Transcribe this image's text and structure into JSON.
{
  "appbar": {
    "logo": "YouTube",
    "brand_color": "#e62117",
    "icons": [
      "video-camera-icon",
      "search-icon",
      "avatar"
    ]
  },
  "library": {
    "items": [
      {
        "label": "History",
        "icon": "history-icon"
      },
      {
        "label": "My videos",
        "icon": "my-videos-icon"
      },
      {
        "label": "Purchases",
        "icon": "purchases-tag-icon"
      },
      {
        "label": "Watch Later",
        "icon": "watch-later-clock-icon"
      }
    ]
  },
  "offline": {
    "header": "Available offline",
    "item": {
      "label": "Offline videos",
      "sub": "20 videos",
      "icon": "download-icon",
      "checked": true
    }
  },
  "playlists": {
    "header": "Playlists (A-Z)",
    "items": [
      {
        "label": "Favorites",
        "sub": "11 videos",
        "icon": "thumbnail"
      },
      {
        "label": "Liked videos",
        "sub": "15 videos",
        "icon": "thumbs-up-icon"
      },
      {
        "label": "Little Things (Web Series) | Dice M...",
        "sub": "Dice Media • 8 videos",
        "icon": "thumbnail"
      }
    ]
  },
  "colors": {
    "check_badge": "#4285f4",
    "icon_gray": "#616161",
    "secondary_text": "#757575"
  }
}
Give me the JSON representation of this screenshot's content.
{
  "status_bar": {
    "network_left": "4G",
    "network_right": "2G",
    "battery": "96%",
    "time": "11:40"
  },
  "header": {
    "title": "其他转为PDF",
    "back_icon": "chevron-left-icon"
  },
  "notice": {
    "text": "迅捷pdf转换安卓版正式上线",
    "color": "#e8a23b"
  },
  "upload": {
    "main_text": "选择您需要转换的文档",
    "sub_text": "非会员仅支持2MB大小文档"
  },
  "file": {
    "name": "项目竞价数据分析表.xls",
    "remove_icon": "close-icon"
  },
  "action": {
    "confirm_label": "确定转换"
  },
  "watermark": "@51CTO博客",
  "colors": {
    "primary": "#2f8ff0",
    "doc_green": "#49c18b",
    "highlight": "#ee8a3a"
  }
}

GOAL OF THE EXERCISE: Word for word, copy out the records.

ANSWER SECTION:
Transcribe this image's text and structure into JSON.
{
  "appbar": {
    "logo": "YouTube",
    "brand_color": "#e62117",
    "icons": [
      "video-camera-icon",
      "search-icon",
      "avatar"
    ]
  },
  "library": {
    "items": [
      {
        "label": "History",
        "icon": "history-icon"
      },
      {
        "label": "My videos",
        "icon": "my-videos-icon"
      },
      {
        "label": "Purchases",
        "icon": "purchases-tag-icon"
      },
      {
        "label": "Watch Later",
        "icon": "watch-later-clock-icon"
      }
    ]
  },
  "offline": {
    "header": "Available offline",
    "item": {
      "label": "Offline videos",
      "sub": "20 videos",
      "icon": "download-icon",
      "checked": true
    }
  },
  "playlists": {
    "header": "Playlists (A-Z)",
    "items": [
      {
        "label": "Favorites",
        "sub": "11 videos",
        "icon": "thumbnail"
      },
      {
        "label": "Liked videos",
        "sub": "15 videos",
        "icon": "thumbs-up-icon"
      },
      {
        "label": "Little Things (Web Series) | Dice M...",
        "sub": "Dice Media • 8 videos",
        "icon": "thumbnail"
      }
    ]
  },
  "colors": {
    "check_badge": "#4285f4",
    "icon_gray": "#616161",
    "secondary_text": "#757575"
  }
}
Give me the JSON representation of this screenshot's content.
{
  "status_bar": {
    "network_left": "4G",
    "network_right": "2G",
    "battery": "96%",
    "time": "11:40"
  },
  "header": {
    "title": "其他转为PDF",
    "back_icon": "chevron-left-icon"
  },
  "notice": {
    "text": "迅捷pdf转换安卓版正式上线",
    "color": "#e8a23b"
  },
  "upload": {
    "main_text": "选择您需要转换的文档",
    "sub_text": "非会员仅支持2MB大小文档"
  },
  "file": {
    "name": "项目竞价数据分析表.xls",
    "remove_icon": "close-icon"
  },
  "action": {
    "confirm_label": "确定转换"
  },
  "watermark": "@51CTO博客",
  "colors": {
    "primary": "#2f8ff0",
    "doc_green": "#49c18b",
    "highlight": "#ee8a3a"
  }
}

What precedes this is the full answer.